== Segment start ==

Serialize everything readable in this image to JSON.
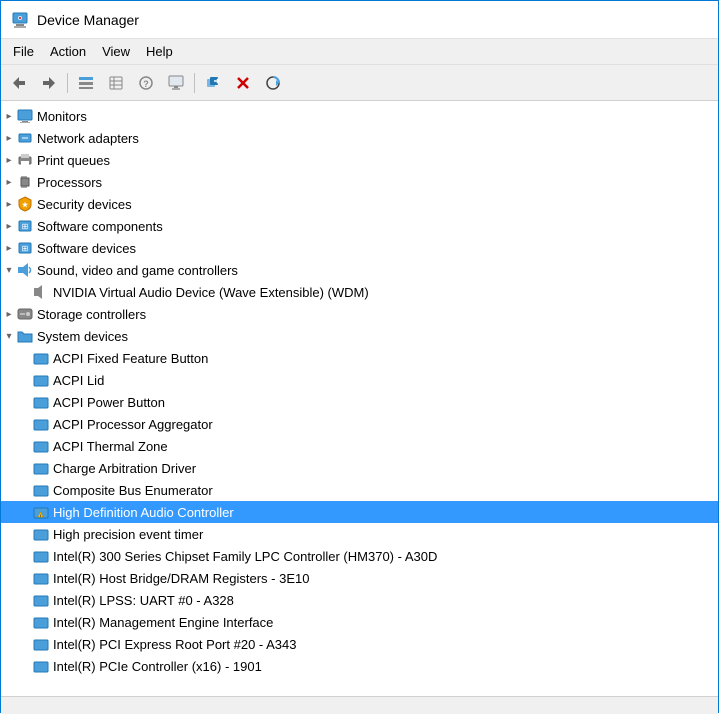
{
  "titleBar": {
    "title": "Device Manager"
  },
  "menuBar": {
    "items": [
      "File",
      "Action",
      "View",
      "Help"
    ]
  },
  "toolbar": {
    "buttons": [
      {
        "name": "back",
        "label": "←",
        "disabled": false
      },
      {
        "name": "forward",
        "label": "→",
        "disabled": false
      },
      {
        "name": "show-hidden",
        "label": "⊞",
        "disabled": false
      },
      {
        "name": "properties",
        "label": "⊟",
        "disabled": false
      },
      {
        "name": "help",
        "label": "?",
        "disabled": false
      },
      {
        "name": "device-list",
        "label": "⊠",
        "disabled": false
      },
      {
        "name": "monitor",
        "label": "⬜",
        "disabled": false
      },
      {
        "name": "uninstall",
        "label": "✖",
        "disabled": false,
        "color": "#cc0000"
      },
      {
        "name": "scan",
        "label": "⊕",
        "disabled": false
      }
    ]
  },
  "tree": {
    "items": [
      {
        "id": "monitors",
        "label": "Monitors",
        "level": 1,
        "expanded": false,
        "icon": "monitor",
        "hasChildren": true
      },
      {
        "id": "network-adapters",
        "label": "Network adapters",
        "level": 1,
        "expanded": false,
        "icon": "network",
        "hasChildren": true
      },
      {
        "id": "print-queues",
        "label": "Print queues",
        "level": 1,
        "expanded": false,
        "icon": "printer",
        "hasChildren": true
      },
      {
        "id": "processors",
        "label": "Processors",
        "level": 1,
        "expanded": false,
        "icon": "processor",
        "hasChildren": true
      },
      {
        "id": "security-devices",
        "label": "Security devices",
        "level": 1,
        "expanded": false,
        "icon": "security",
        "hasChildren": true
      },
      {
        "id": "software-components",
        "label": "Software components",
        "level": 1,
        "expanded": false,
        "icon": "software",
        "hasChildren": true
      },
      {
        "id": "software-devices",
        "label": "Software devices",
        "level": 1,
        "expanded": false,
        "icon": "software2",
        "hasChildren": true
      },
      {
        "id": "sound-video",
        "label": "Sound, video and game controllers",
        "level": 1,
        "expanded": true,
        "icon": "sound",
        "hasChildren": true
      },
      {
        "id": "nvidia-audio",
        "label": "NVIDIA Virtual Audio Device (Wave Extensible) (WDM)",
        "level": 2,
        "expanded": false,
        "icon": "audio-device",
        "hasChildren": false
      },
      {
        "id": "storage-controllers",
        "label": "Storage controllers",
        "level": 1,
        "expanded": false,
        "icon": "storage",
        "hasChildren": true
      },
      {
        "id": "system-devices",
        "label": "System devices",
        "level": 1,
        "expanded": true,
        "icon": "system",
        "hasChildren": true
      },
      {
        "id": "acpi-fixed",
        "label": "ACPI Fixed Feature Button",
        "level": 2,
        "expanded": false,
        "icon": "system-device",
        "hasChildren": false
      },
      {
        "id": "acpi-lid",
        "label": "ACPI Lid",
        "level": 2,
        "expanded": false,
        "icon": "system-device",
        "hasChildren": false
      },
      {
        "id": "acpi-power",
        "label": "ACPI Power Button",
        "level": 2,
        "expanded": false,
        "icon": "system-device",
        "hasChildren": false
      },
      {
        "id": "acpi-aggregator",
        "label": "ACPI Processor Aggregator",
        "level": 2,
        "expanded": false,
        "icon": "system-device",
        "hasChildren": false
      },
      {
        "id": "acpi-thermal",
        "label": "ACPI Thermal Zone",
        "level": 2,
        "expanded": false,
        "icon": "system-device",
        "hasChildren": false
      },
      {
        "id": "charge-arbitration",
        "label": "Charge Arbitration Driver",
        "level": 2,
        "expanded": false,
        "icon": "system-device",
        "hasChildren": false
      },
      {
        "id": "composite-bus",
        "label": "Composite Bus Enumerator",
        "level": 2,
        "expanded": false,
        "icon": "system-device",
        "hasChildren": false
      },
      {
        "id": "hd-audio",
        "label": "High Definition Audio Controller",
        "level": 2,
        "expanded": false,
        "icon": "system-device-warning",
        "hasChildren": false,
        "selected": true
      },
      {
        "id": "high-precision",
        "label": "High precision event timer",
        "level": 2,
        "expanded": false,
        "icon": "system-device",
        "hasChildren": false
      },
      {
        "id": "intel-300-chipset",
        "label": "Intel(R) 300 Series Chipset Family LPC Controller (HM370) - A30D",
        "level": 2,
        "expanded": false,
        "icon": "system-device",
        "hasChildren": false
      },
      {
        "id": "intel-host-bridge",
        "label": "Intel(R) Host Bridge/DRAM Registers - 3E10",
        "level": 2,
        "expanded": false,
        "icon": "system-device",
        "hasChildren": false
      },
      {
        "id": "intel-lpss-uart",
        "label": "Intel(R) LPSS: UART #0 - A328",
        "level": 2,
        "expanded": false,
        "icon": "system-device",
        "hasChildren": false
      },
      {
        "id": "intel-mgmt-engine",
        "label": "Intel(R) Management Engine Interface",
        "level": 2,
        "expanded": false,
        "icon": "system-device",
        "hasChildren": false
      },
      {
        "id": "intel-pci-root",
        "label": "Intel(R) PCI Express Root Port #20 - A343",
        "level": 2,
        "expanded": false,
        "icon": "system-device",
        "hasChildren": false
      },
      {
        "id": "intel-pcie-controller",
        "label": "Intel(R) PCIe Controller (x16) - 1901",
        "level": 2,
        "expanded": false,
        "icon": "system-device",
        "hasChildren": false
      }
    ]
  },
  "statusBar": {
    "text": ""
  }
}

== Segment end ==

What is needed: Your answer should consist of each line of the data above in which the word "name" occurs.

Solution below:
        "name": "back",
        "name": "forward",
        "name": "show-hidden",
        "name": "properties",
        "name": "help",
        "name": "device-list",
        "name": "monitor",
        "name": "uninstall",
        "name": "scan",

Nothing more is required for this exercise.